But perhaps I am too tough on this film. It is, after all, a Harold & Kumar movie, and stupidity and hilarity go hand in hand. Neil Patrick Harris no longer sneaks in for a clandestine cameo but is centered prominently on the poster, a full asset to the feature. That being said, he only appears in one scene, but an elaborately staged production it is. A Rockettes style Christmas dance with Harold and Kumar decked in nutcracker garb, this sequence stands in stark contrast to the everyday surroundings of the first film. NPH plays on his own gay image by suggesting that he is actually straight and uses his assumed sexuality to get creepily close to unsuspecting girls. It is borderline homophobic and certainly offensive, but it would not be a Harold & Kumar film without such blatant, unapologetic cheek. 
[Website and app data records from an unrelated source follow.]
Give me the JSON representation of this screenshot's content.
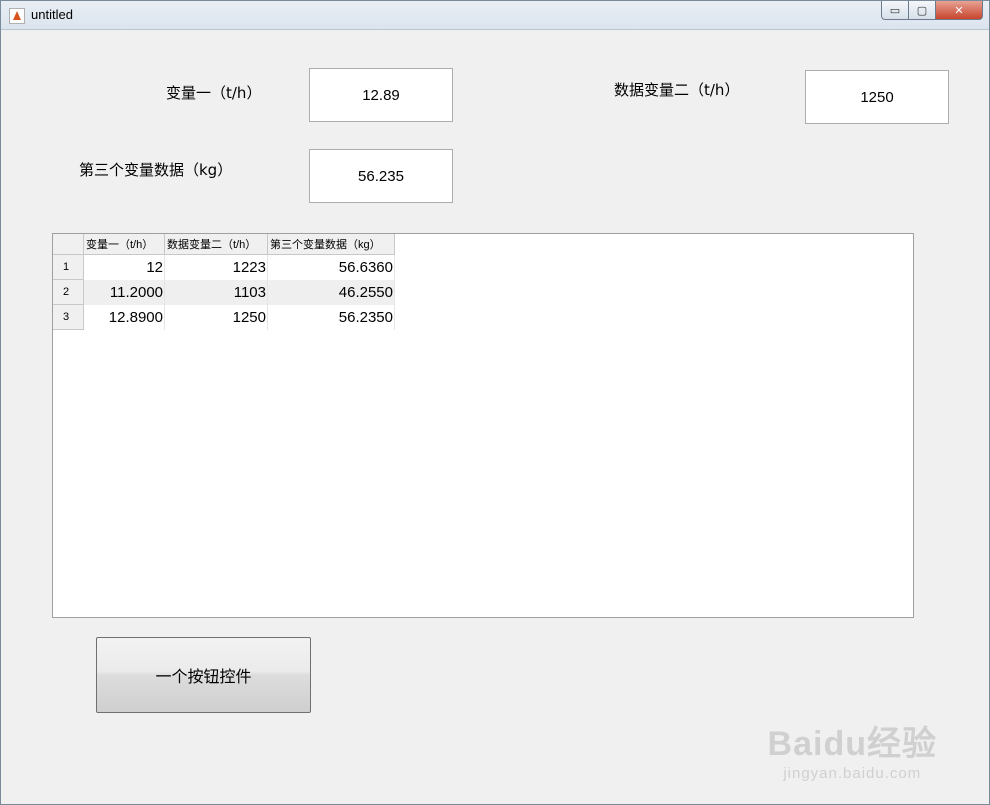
{
  "window": {
    "title": "untitled",
    "controls": {
      "minimize": "▭",
      "maximize": "▢",
      "close": "✕"
    }
  },
  "fields": {
    "var1_label": "变量一（t/h）",
    "var1_value": "12.89",
    "var2_label": "数据变量二（t/h）",
    "var2_value": "1250",
    "var3_label": "第三个变量数据（kg）",
    "var3_value": "56.235"
  },
  "table": {
    "columns": [
      "变量一（t/h）",
      "数据变量二（t/h）",
      "第三个变量数据（kg）"
    ],
    "rows": [
      {
        "index": "1",
        "cells": [
          "12",
          "1223",
          "56.6360"
        ]
      },
      {
        "index": "2",
        "cells": [
          "11.2000",
          "1103",
          "46.2550"
        ]
      },
      {
        "index": "3",
        "cells": [
          "12.8900",
          "1250",
          "56.2350"
        ]
      }
    ]
  },
  "button": {
    "label": "一个按钮控件"
  },
  "watermark": {
    "logo": "Baidu经验",
    "sub": "jingyan.baidu.com"
  }
}
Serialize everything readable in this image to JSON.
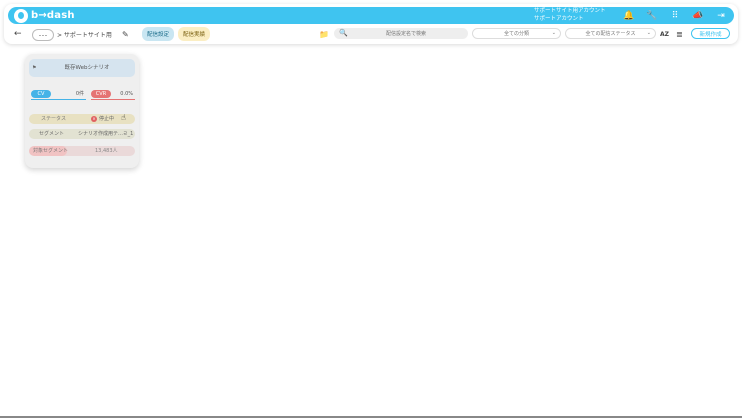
{
  "app": {
    "logo_text": "b→dash",
    "account_line1": "サポートサイト用アカウント",
    "account_line2": "サポートアカウント"
  },
  "top_icons": [
    {
      "icon": "bell-icon",
      "glyph": "🔔"
    },
    {
      "icon": "wrench-icon",
      "glyph": "🔧"
    },
    {
      "icon": "grid-icon",
      "glyph": "⠿"
    },
    {
      "icon": "megaphone-icon",
      "glyph": "📣"
    },
    {
      "icon": "logout-icon",
      "glyph": "⇥"
    }
  ],
  "toolbar": {
    "back": "←",
    "ellipsis": "･･･",
    "breadcrumb": "> サポートサイト用",
    "edit_glyph": "✎",
    "tabs": [
      {
        "label": "配信設定"
      },
      {
        "label": "配信実績"
      }
    ],
    "folder_glyph": "📁",
    "search_glyph": "🔍",
    "search_placeholder": "配信設定名で検索",
    "filter_category": "全ての分類",
    "filter_status": "全ての配信ステータス",
    "caret": "⌄",
    "sort_glyph": "AZ",
    "list_glyph": "≣",
    "new_button": "新規作成"
  },
  "card": {
    "flag": "⚑",
    "title": "既存Webシナリオ",
    "cv_label": "CV",
    "cv_value": "0件",
    "cvr_label": "CVR",
    "cvr_value": "0.0%",
    "status_label": "ステータス",
    "status_dot": "×",
    "status_value": "停止中",
    "cursor_glyph": "☝",
    "segment_label": "セグメント",
    "segment_value": "シナリオ作成用テ…ㄹ_1",
    "target_label": "対象セグメント",
    "target_value": "13,483人",
    "target_fill": 0.36
  },
  "colors": {
    "brand": "#3fc4f0",
    "cv": "#45b3e7",
    "cvr": "#e57373"
  }
}
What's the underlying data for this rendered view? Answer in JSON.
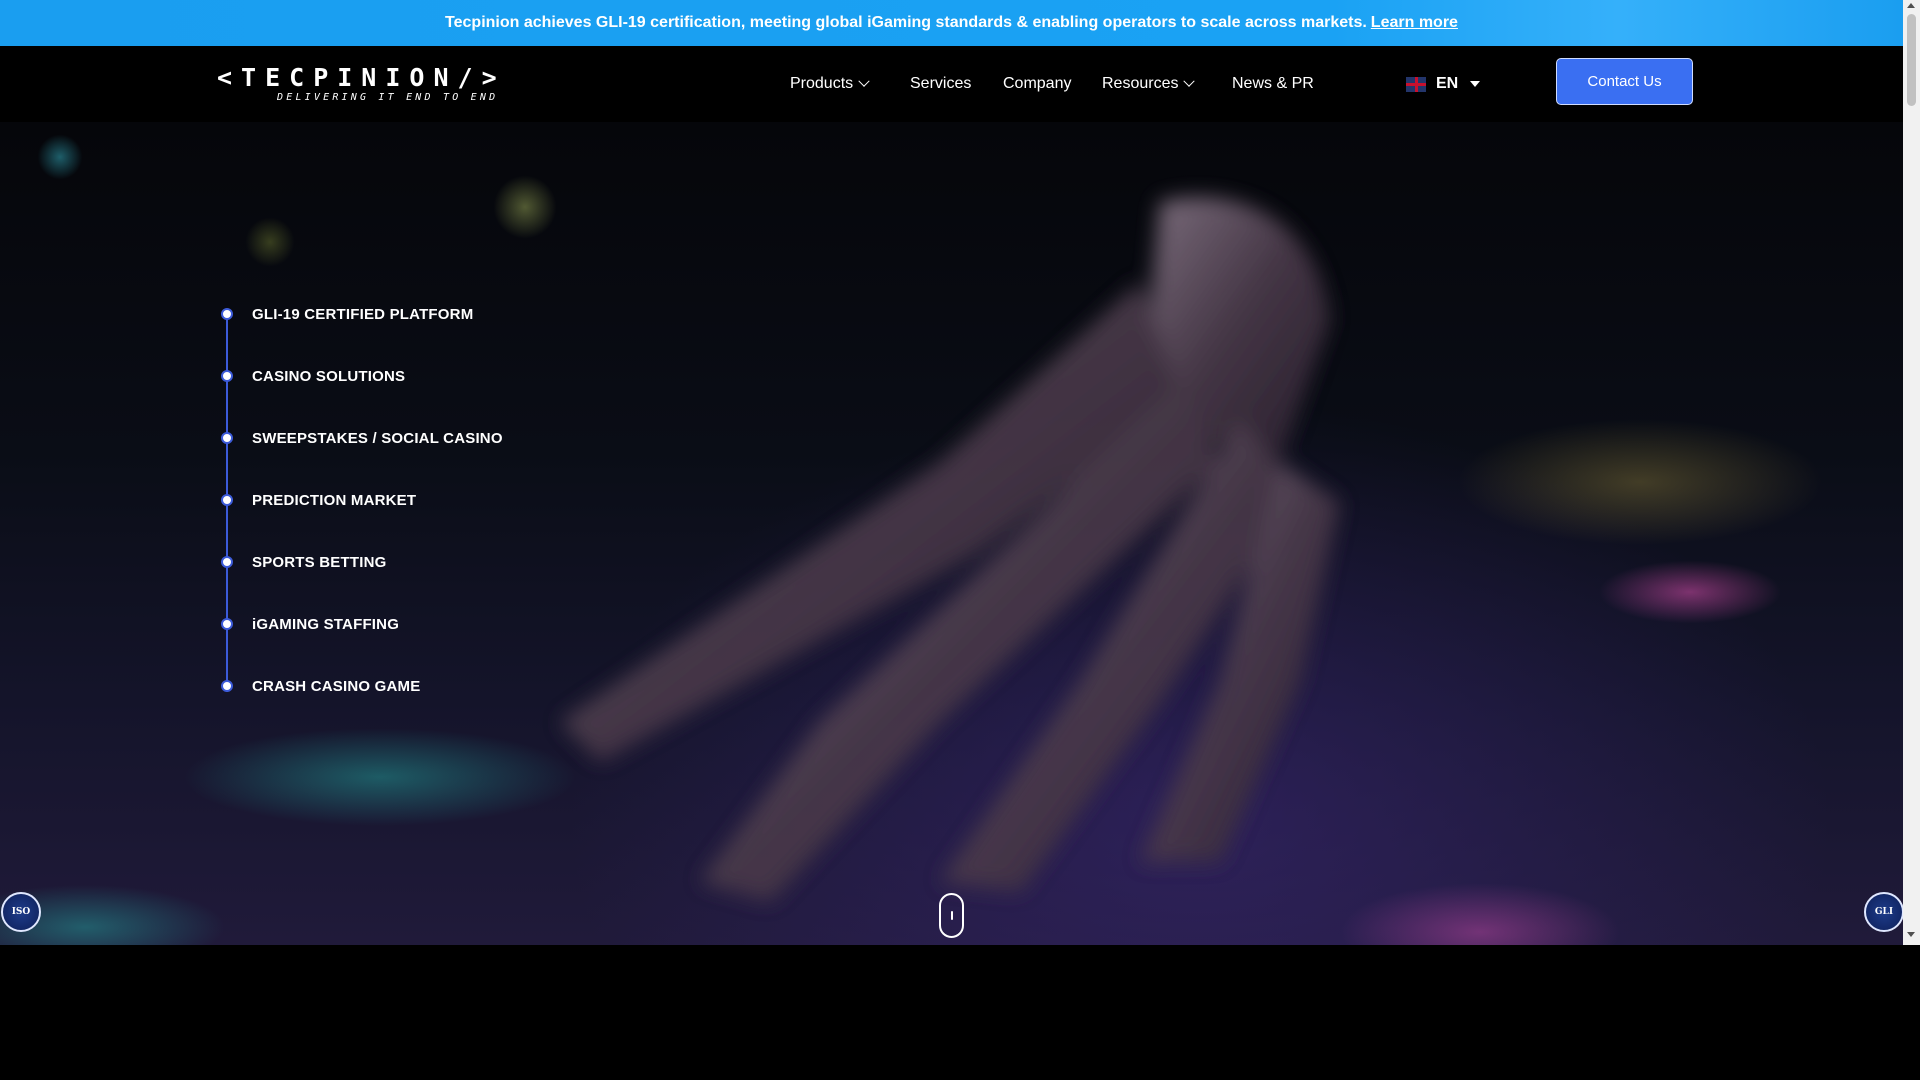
{
  "announcement": {
    "message": "Tecpinion achieves GLI-19 certification, meeting global iGaming standards & enabling operators to scale across markets.",
    "link_label": "Learn more"
  },
  "header": {
    "logo": {
      "wordmark": "<TECPINION/>",
      "tagline": "DELIVERING IT END TO END"
    },
    "nav": [
      {
        "label": "Products",
        "has_dropdown": true
      },
      {
        "label": "Services",
        "has_dropdown": false
      },
      {
        "label": "Company",
        "has_dropdown": false
      },
      {
        "label": "Resources",
        "has_dropdown": true
      },
      {
        "label": "News & PR",
        "has_dropdown": false
      }
    ],
    "language": {
      "code": "EN",
      "flag": "uk-flag-icon"
    },
    "contact_label": "Contact Us"
  },
  "hero": {
    "timeline": [
      "GLI-19 CERTIFIED PLATFORM",
      "CASINO SOLUTIONS",
      "SWEEPSTAKES / SOCIAL CASINO",
      "PREDICTION MARKET",
      "SPORTS BETTING",
      "iGAMING STAFFING",
      "CRASH CASINO GAME"
    ],
    "badges": {
      "iso": "ISO",
      "gli": "GLI"
    }
  },
  "colors": {
    "announcement_bg": "#1a9ef0",
    "contact_button": "#3a6ff2",
    "timeline_accent": "#3c5bd9",
    "page_bg": "#000000"
  }
}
Such casual bigotry, racism and otherwise culturally insensitive jabs carry the film when other devices fail. Rosenberg and Goldstein, the latter now (incompletely) converted to Catholicism, serve as the Jewish stereotypes with which writers Jon Hurwitz and Hayden Schlossberg clearly have fun lampooning their people.  An encounter with two Christmas tree salesmen masquerading as hoodlums functions as humorous racial commentary, a staple of sorts in the series. Danny Trejo, Machete badass now tucked in a festive sweater that cannot hide that scarred mug, drops offhand remarks at Harold’s Korean heritage as Maria’s protective father. Pedophiliac priests, promiscuous nuns, female rapists, a bloody Santa, a sexually incompetent Jesus Christ, giant clay penises and feces-flinging Wall Street protestors (timely!) are all thrown into the mix. Add in the running gag that involves exposing every drug in existence to a baby, to the point where it is literally bouncing off the walls, and you have about the whole spectrum of vulgarity covered. 
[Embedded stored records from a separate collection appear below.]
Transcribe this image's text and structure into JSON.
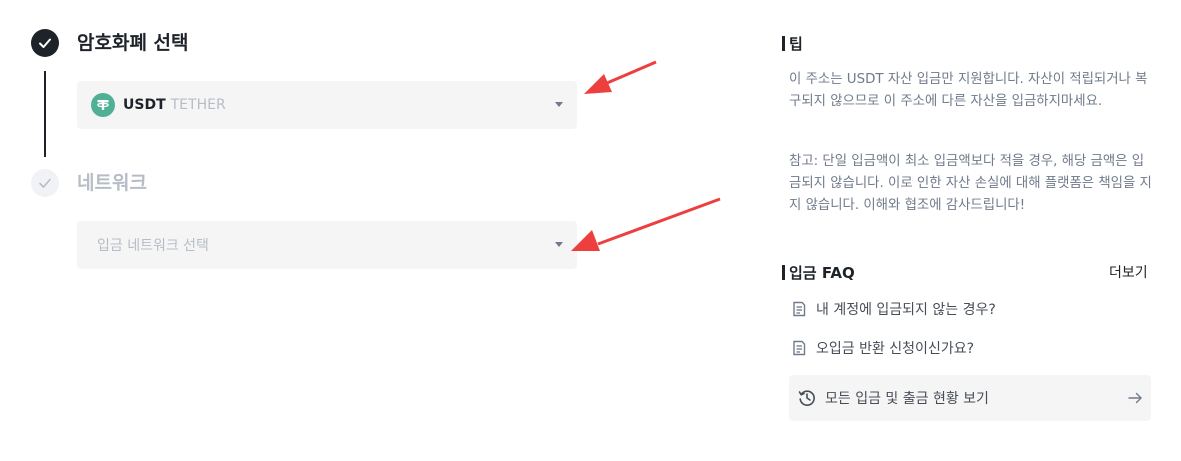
{
  "steps": [
    {
      "title": "암호화폐 선택",
      "state": "done"
    },
    {
      "title": "네트워크",
      "state": "pending"
    }
  ],
  "coin_select": {
    "symbol": "USDT",
    "name": "TETHER",
    "icon": "tether-icon",
    "icon_color": "#50af95"
  },
  "network_select": {
    "placeholder": "입금 네트워크 선택"
  },
  "tips": {
    "title": "팁",
    "paragraphs": [
      "이 주소는 USDT 자산 입금만 지원합니다. 자산이 적립되거나 복구되지 않으므로 이 주소에 다른 자산을 입금하지마세요.",
      "참고: 단일 입금액이 최소 입금액보다 적을 경우, 해당 금액은 입금되지 않습니다. 이로 인한 자산 손실에 대해 플랫폼은 책임을 지지 않습니다. 이해와 협조에 감사드립니다!"
    ]
  },
  "faq": {
    "title": "입금 FAQ",
    "more_label": "더보기",
    "items": [
      "내 계정에 입금되지 않는 경우?",
      "오입금 반환 신청이신가요?"
    ],
    "history_label": "모든 입금 및 출금 현황 보기"
  },
  "colors": {
    "annotation_arrow": "#ee3f3f",
    "text_primary": "#1e2329",
    "text_muted": "#b7bdc6"
  }
}
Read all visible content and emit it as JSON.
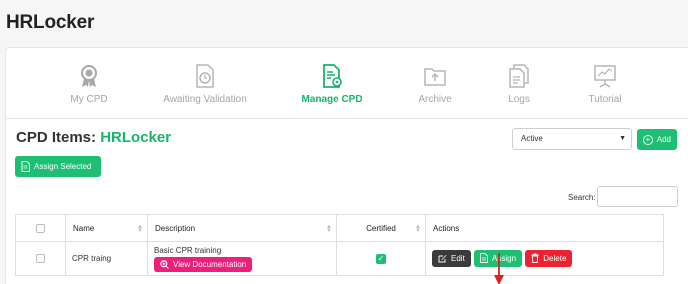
{
  "app": {
    "title": "HRLocker"
  },
  "nav": [
    {
      "label": "My CPD",
      "icon": "medal-icon",
      "active": false
    },
    {
      "label": "Awaiting Validation",
      "icon": "document-clock-icon",
      "active": false
    },
    {
      "label": "Manage CPD",
      "icon": "document-settings-icon",
      "active": true
    },
    {
      "label": "Archive",
      "icon": "archive-folder-icon",
      "active": false
    },
    {
      "label": "Logs",
      "icon": "files-icon",
      "active": false
    },
    {
      "label": "Tutorial",
      "icon": "presentation-board-icon",
      "active": false
    }
  ],
  "section": {
    "title_prefix": "CPD Items:",
    "title_brand": "HRLocker"
  },
  "filter": {
    "selected": "Active"
  },
  "buttons": {
    "add": "Add",
    "assign_selected": "Assign Selected"
  },
  "search": {
    "label": "Search:",
    "value": ""
  },
  "table": {
    "headers": {
      "name": "Name",
      "description": "Description",
      "certified": "Certified",
      "actions": "Actions"
    },
    "rows": [
      {
        "name": "CPR traing",
        "description": "Basic CPR training",
        "view_doc_label": "View Documentation",
        "certified": true,
        "edit_label": "Edit",
        "assign_label": "Assign",
        "delete_label": "Delete"
      }
    ]
  },
  "colors": {
    "brand": "#17b46a",
    "button_green": "#1ebf73",
    "delete_red": "#ee2130",
    "view_doc_pink": "#ed1f7c",
    "annotation_arrow": "#e0201c"
  }
}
Saying all that, it still saddens me to label this film as a disappointment. The few clever moments of situational comedy work in isolation. The predictable, sappy ties to the story do not. The 3D, so unabashedly unironic, so artistically trivial, stands in the middle. Yes, a beer pong ball hurtling towards the audience, or a flaming Christmas tree thrown out a window, all milked in lethargic slow motion and glossed over with a CGI finish, are enticing, playful visuals. 3D-ing every swift movement or action, however, just for the eye candy of it, cheapens and leans towards artificiality. With the inherent draining of colors 3D glasses provide, the viewing experience grows dull and fake; the gimmick fades. 

At the heart of this movie, behind the visual dressing and uninspired setpieces, lies a good heart. It is a story of reconciling friendship and loving family. How counterproductive, then, that throughout the whole duration I wondered whether this would be more enjoyable whilst high. The rather vocal roars of guys in front of me spoke to this silent understanding. A Very Harold & Kumar 3D Christmas will likely close the series, for John Cho is nearing 40 and Kal Penn has graduated to the White House, onto fairly serious matters (there is a rather glaring, but necessary, joke at his tenure here). Once this movie hits DVD and cable, stripped of 3D, richer in color, the last Harold & Kumar, just like the first, will survive through repeated viewings by giggling, very happy stoners.

Final Verdict:
2.5 Stars out of 5

This review was originally written for The Cornell Daily Sun and can be viewed at its original location via this link.